But vain are all such dreams and longings. They are of human, not of Divine origin, and spring from a root of selfishness and not of holiness. They cannot be realized in a fallen world, full of sorrow because full of sin. All blessings in man's economy are got from pains. Happiness is the flower that grows from a thorn of sorrow transformed by man's cultivation. The beautiful myth which placed the golden apples of the Hesperides in a garden guarded by dragons, is an allegory illustrative of the great human fact that not till we have slain the dragons of selfishness and sloth can we obtain any of the golden successes of life. Supposing it were possible that we could obtain the objects of our desire without any toil or trouble, we should not enjoy them. To benefit us really, they must be the growths of our own self denial and labour. And this is the great lesson which the miracles of our Lord, wrought in the manner in which they were, unfolded. They teach us that, in both temporal and spiritual things, we should not so throw ourselves upon the providence or grace of God as to neglect the part we have ourselves to act, -- that God crowns every honest and faithful effort of man with success: "Blessed is every one that feareth the LORD; that walketh in his ways. For thou shalt eat the labour of thine hands: happy shalt thou be, and it shall be well with thee." --Hugh Macmillan, in "The Ministry of Nature", 1871.

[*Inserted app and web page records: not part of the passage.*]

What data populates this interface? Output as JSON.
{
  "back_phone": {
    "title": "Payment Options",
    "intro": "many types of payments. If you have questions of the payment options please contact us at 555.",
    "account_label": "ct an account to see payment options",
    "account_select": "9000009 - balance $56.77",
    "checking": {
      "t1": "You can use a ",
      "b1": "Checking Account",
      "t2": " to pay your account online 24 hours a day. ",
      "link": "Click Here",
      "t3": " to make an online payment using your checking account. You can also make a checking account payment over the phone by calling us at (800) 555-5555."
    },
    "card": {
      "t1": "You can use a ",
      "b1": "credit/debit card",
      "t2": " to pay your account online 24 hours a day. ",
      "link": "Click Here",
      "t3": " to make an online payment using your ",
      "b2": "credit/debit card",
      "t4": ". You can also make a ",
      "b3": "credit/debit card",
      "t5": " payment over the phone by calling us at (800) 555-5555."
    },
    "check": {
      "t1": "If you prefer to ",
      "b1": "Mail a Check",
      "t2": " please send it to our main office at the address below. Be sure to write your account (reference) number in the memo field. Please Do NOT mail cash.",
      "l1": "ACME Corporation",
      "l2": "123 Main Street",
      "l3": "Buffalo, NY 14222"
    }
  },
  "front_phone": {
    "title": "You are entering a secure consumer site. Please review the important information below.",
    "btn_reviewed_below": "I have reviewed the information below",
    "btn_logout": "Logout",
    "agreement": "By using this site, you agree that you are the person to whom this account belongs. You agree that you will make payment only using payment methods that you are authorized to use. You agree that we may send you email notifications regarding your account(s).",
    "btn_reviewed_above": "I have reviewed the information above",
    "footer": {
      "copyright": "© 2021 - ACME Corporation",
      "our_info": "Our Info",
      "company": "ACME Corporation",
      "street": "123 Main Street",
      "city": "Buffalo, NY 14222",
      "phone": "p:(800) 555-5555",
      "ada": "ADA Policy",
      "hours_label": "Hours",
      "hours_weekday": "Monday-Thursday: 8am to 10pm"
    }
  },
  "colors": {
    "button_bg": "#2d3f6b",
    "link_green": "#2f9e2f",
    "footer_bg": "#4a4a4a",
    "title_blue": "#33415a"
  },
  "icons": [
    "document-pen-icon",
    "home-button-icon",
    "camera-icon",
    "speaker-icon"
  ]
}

Verse 2. (first clause). --

Labour, the symbol of man's punishment;
Labour, the secret of man's happiness.

--James Montgomery, 1771-1854.

Verse 2. Happy shalt thou be. Oh trust in the Lord for happiness as well as for help! All the springs of happiness are in him. Trust "in him who giveth us all things richly to enjoy"; who, of his own rich and free mercy, holds them out to us, as in his own hand, that, receiving them as his gifts, and as pledges of his love, we may enjoy all that we possess. It is his love gives a relish to all we taste, puts life and sweetness into all; while every creature leads us up to the great Creator, and all earth is a scale to heaven. He transfuses the joys that are at his own right hand into all that he bestows on his thankful children, who, having fellowship with the Father and his Son Jesus Christ, enjoy him in all and above all. --John Wesley, 1703-1791.

Verse 2. Happy shalt thou be. Mr. Disraeli puts these remarkable words into the mouth of one of his characters: -- "Youth is a blunder; manhood a struggle; old age a regret." A sad and Cheerless view of life's progress that! It may be true, in measure, of a life separated from godliness; it certainly is not true of a life allied with godliness. Let there be "life and godliness", and then youth is not a blunder, but a wise purpose and a glowing hope; manhood is not a struggle only, but a conquest and a joy; old age is not a regret, but a rich memory and a glorious prospect. --R. P. Macmaster, in "The Baptist Magazine", 1878.



Verse 2. The blessedness of the righteous are first generalized, then particularized. Here they are divided into three particulars.

  1. The fruit of past labours.
  2. Present enjoyment.
  3. Future welfare: "It shall be well with thee." Well in time; well in death; well at the last judgment; well forever. --G. R.

Verse 2.

  1. Labour a blessing to him who fears God.
  2. The fruits of labour the result of God's blessing.
  3. The enjoyment of the fruits of labour a further blessing from God.

--W. H. J. P.

Verse 2. (first clause). Success in life.

  1. Its source -- God's blessing.
  2. Its channels -- our own labour.
  3. The measure in which it is promised -- as much as we can eat. More is above the promise.
  4. The enjoyment. We are permitted to eat or enjoy our labour.

Verse 2. (second clause). Godly happiness.

  1. Follows upon God's blessing.
  2. Grows out of character: "feareth the Lord."
  3. Follows labour: see preceding sentence.
  4. It is supported by wellbeing: see following sentence.

Verse 2. (last clause).

  1. It shall be well with thee while thou livest.
  2. It shall be better with thee when thou diest.
  3. It shall be best of all with thee in eternity.

--Adapted from Matthew Henry.